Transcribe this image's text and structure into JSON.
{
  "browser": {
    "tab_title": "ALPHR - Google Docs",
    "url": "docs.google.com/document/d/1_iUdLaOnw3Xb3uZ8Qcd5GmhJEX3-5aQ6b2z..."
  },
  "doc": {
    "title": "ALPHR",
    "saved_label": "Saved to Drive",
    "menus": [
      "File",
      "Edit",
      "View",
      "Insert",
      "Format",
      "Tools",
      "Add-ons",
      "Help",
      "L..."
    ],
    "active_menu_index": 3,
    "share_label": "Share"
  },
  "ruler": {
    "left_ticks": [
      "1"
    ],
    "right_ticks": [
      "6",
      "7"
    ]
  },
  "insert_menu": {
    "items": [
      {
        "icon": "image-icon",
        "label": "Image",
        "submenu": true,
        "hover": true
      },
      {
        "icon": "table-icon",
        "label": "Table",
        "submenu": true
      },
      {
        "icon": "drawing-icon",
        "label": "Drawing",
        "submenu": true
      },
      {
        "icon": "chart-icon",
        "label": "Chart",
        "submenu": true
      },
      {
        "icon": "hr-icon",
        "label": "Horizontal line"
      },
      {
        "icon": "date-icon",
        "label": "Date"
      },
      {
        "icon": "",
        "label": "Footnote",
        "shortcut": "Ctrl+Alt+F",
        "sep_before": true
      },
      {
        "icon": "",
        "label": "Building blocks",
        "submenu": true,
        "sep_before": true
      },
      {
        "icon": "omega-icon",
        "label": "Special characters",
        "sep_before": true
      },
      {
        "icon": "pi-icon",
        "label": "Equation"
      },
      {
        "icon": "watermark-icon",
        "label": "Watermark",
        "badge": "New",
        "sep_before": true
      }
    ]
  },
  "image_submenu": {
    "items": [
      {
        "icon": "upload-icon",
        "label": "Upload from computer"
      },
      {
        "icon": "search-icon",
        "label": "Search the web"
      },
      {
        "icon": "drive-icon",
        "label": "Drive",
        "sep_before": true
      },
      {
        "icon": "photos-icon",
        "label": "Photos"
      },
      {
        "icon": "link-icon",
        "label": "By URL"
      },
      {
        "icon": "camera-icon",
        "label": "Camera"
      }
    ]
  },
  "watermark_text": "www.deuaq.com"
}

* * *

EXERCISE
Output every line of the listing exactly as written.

ANSWER BELOW
Transcribe this image's text and structure into JSON.
{
  "browser": {
    "tab_title": "ALPHR - Google Docs",
    "url": "docs.google.com/document/d/1_iUdLaOnw3Xb3uZ8Qcd5GmhJEX3-5aQ6b2z..."
  },
  "doc": {
    "title": "ALPHR",
    "saved_label": "Saved to Drive",
    "menus": [
      "File",
      "Edit",
      "View",
      "Insert",
      "Format",
      "Tools",
      "Add-ons",
      "Help",
      "L..."
    ],
    "active_menu_index": 3,
    "share_label": "Share"
  },
  "ruler": {
    "left_ticks": [
      "1"
    ],
    "right_ticks": [
      "6",
      "7"
    ]
  },
  "insert_menu": {
    "items": [
      {
        "icon": "image-icon",
        "label": "Image",
        "submenu": true,
        "hover": true
      },
      {
        "icon": "table-icon",
        "label": "Table",
        "submenu": true
      },
      {
        "icon": "drawing-icon",
        "label": "Drawing",
        "submenu": true
      },
      {
        "icon": "chart-icon",
        "label": "Chart",
        "submenu": true
      },
      {
        "icon": "hr-icon",
        "label": "Horizontal line"
      },
      {
        "icon": "date-icon",
        "label": "Date"
      },
      {
        "icon": "",
        "label": "Footnote",
        "shortcut": "Ctrl+Alt+F",
        "sep_before": true
      },
      {
        "icon": "",
        "label": "Building blocks",
        "submenu": true,
        "sep_before": true
      },
      {
        "icon": "omega-icon",
        "label": "Special characters",
        "sep_before": true
      },
      {
        "icon": "pi-icon",
        "label": "Equation"
      },
      {
        "icon": "watermark-icon",
        "label": "Watermark",
        "badge": "New",
        "sep_before": true
      }
    ]
  },
  "image_submenu": {
    "items": [
      {
        "icon": "upload-icon",
        "label": "Upload from computer"
      },
      {
        "icon": "search-icon",
        "label": "Search the web"
      },
      {
        "icon": "drive-icon",
        "label": "Drive",
        "sep_before": true
      },
      {
        "icon": "photos-icon",
        "label": "Photos"
      },
      {
        "icon": "link-icon",
        "label": "By URL"
      },
      {
        "icon": "camera-icon",
        "label": "Camera"
      }
    ]
  },
  "watermark_text": "www.deuaq.com"
}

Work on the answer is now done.